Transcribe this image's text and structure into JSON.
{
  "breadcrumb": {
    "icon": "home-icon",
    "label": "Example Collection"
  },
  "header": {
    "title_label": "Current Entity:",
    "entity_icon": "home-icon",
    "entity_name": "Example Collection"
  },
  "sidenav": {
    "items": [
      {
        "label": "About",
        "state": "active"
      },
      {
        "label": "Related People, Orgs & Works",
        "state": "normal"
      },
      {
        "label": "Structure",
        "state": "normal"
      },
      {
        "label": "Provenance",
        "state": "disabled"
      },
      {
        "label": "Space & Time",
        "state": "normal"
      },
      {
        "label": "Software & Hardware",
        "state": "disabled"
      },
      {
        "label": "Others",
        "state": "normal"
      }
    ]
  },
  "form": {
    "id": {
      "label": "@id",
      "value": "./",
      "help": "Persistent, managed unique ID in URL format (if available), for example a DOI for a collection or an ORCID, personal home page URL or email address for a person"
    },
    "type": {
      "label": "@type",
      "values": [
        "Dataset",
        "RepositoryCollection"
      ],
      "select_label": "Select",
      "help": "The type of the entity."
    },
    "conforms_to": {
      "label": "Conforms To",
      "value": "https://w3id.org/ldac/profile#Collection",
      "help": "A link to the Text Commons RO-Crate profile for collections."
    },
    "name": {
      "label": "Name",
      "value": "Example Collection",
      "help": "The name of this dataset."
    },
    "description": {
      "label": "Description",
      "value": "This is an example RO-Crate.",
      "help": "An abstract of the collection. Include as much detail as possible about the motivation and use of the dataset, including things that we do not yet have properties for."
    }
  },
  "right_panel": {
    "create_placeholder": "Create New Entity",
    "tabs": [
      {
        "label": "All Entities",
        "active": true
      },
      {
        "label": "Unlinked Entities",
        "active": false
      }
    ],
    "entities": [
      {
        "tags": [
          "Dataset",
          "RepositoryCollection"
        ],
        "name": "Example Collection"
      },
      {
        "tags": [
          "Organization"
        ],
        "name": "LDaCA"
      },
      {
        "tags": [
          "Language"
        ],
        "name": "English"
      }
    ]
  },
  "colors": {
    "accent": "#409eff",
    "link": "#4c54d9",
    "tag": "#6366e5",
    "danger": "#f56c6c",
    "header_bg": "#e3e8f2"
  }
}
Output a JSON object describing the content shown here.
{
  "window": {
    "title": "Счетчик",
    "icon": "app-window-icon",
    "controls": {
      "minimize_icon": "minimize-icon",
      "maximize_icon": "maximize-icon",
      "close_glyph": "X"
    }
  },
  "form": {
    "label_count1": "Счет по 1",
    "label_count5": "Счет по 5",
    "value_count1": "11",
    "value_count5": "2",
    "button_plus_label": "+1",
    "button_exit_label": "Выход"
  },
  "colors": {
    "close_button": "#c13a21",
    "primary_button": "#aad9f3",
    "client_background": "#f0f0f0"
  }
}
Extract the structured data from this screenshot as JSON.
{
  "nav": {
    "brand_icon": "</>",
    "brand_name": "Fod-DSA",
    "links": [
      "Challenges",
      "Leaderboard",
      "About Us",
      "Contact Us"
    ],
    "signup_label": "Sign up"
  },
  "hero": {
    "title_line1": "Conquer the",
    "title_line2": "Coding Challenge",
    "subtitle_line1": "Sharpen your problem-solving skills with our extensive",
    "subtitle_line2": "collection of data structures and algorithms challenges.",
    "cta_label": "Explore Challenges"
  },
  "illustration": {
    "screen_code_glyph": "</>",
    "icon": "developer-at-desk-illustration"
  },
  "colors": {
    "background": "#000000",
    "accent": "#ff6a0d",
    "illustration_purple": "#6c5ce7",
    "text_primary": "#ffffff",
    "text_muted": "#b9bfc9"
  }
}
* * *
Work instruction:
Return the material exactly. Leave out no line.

Expected output:
Transcribe this image's text and structure into JSON.
{
  "breadcrumb": {
    "icon": "home-icon",
    "label": "Example Collection"
  },
  "header": {
    "title_label": "Current Entity:",
    "entity_icon": "home-icon",
    "entity_name": "Example Collection"
  },
  "sidenav": {
    "items": [
      {
        "label": "About",
        "state": "active"
      },
      {
        "label": "Related People, Orgs & Works",
        "state": "normal"
      },
      {
        "label": "Structure",
        "state": "normal"
      },
      {
        "label": "Provenance",
        "state": "disabled"
      },
      {
        "label": "Space & Time",
        "state": "normal"
      },
      {
        "label": "Software & Hardware",
        "state": "disabled"
      },
      {
        "label": "Others",
        "state": "normal"
      }
    ]
  },
  "form": {
    "id": {
      "label": "@id",
      "value": "./",
      "help": "Persistent, managed unique ID in URL format (if available), for example a DOI for a collection or an ORCID, personal home page URL or email address for a person"
    },
    "type": {
      "label": "@type",
      "values": [
        "Dataset",
        "RepositoryCollection"
      ],
      "select_label": "Select",
      "help": "The type of the entity."
    },
    "conforms_to": {
      "label": "Conforms To",
      "value": "https://w3id.org/ldac/profile#Collection",
      "help": "A link to the Text Commons RO-Crate profile for collections."
    },
    "name": {
      "label": "Name",
      "value": "Example Collection",
      "help": "The name of this dataset."
    },
    "description": {
      "label": "Description",
      "value": "This is an example RO-Crate.",
      "help": "An abstract of the collection. Include as much detail as possible about the motivation and use of the dataset, including things that we do not yet have properties for."
    }
  },
  "right_panel": {
    "create_placeholder": "Create New Entity",
    "tabs": [
      {
        "label": "All Entities",
        "active": true
      },
      {
        "label": "Unlinked Entities",
        "active": false
      }
    ],
    "entities": [
      {
        "tags": [
          "Dataset",
          "RepositoryCollection"
        ],
        "name": "Example Collection"
      },
      {
        "tags": [
          "Organization"
        ],
        "name": "LDaCA"
      },
      {
        "tags": [
          "Language"
        ],
        "name": "English"
      }
    ]
  },
  "colors": {
    "accent": "#409eff",
    "link": "#4c54d9",
    "tag": "#6366e5",
    "danger": "#f56c6c",
    "header_bg": "#e3e8f2"
  }
}
Output a JSON object describing the content shown here.
{
  "window": {
    "title": "Счетчик",
    "icon": "app-window-icon",
    "controls": {
      "minimize_icon": "minimize-icon",
      "maximize_icon": "maximize-icon",
      "close_glyph": "X"
    }
  },
  "form": {
    "label_count1": "Счет по 1",
    "label_count5": "Счет по 5",
    "value_count1": "11",
    "value_count5": "2",
    "button_plus_label": "+1",
    "button_exit_label": "Выход"
  },
  "colors": {
    "close_button": "#c13a21",
    "primary_button": "#aad9f3",
    "client_background": "#f0f0f0"
  }
}
Extract the structured data from this screenshot as JSON.
{
  "nav": {
    "brand_icon": "</>",
    "brand_name": "Fod-DSA",
    "links": [
      "Challenges",
      "Leaderboard",
      "About Us",
      "Contact Us"
    ],
    "signup_label": "Sign up"
  },
  "hero": {
    "title_line1": "Conquer the",
    "title_line2": "Coding Challenge",
    "subtitle_line1": "Sharpen your problem-solving skills with our extensive",
    "subtitle_line2": "collection of data structures and algorithms challenges.",
    "cta_label": "Explore Challenges"
  },
  "illustration": {
    "screen_code_glyph": "</>",
    "icon": "developer-at-desk-illustration"
  },
  "colors": {
    "background": "#000000",
    "accent": "#ff6a0d",
    "illustration_purple": "#6c5ce7",
    "text_primary": "#ffffff",
    "text_muted": "#b9bfc9"
  }
}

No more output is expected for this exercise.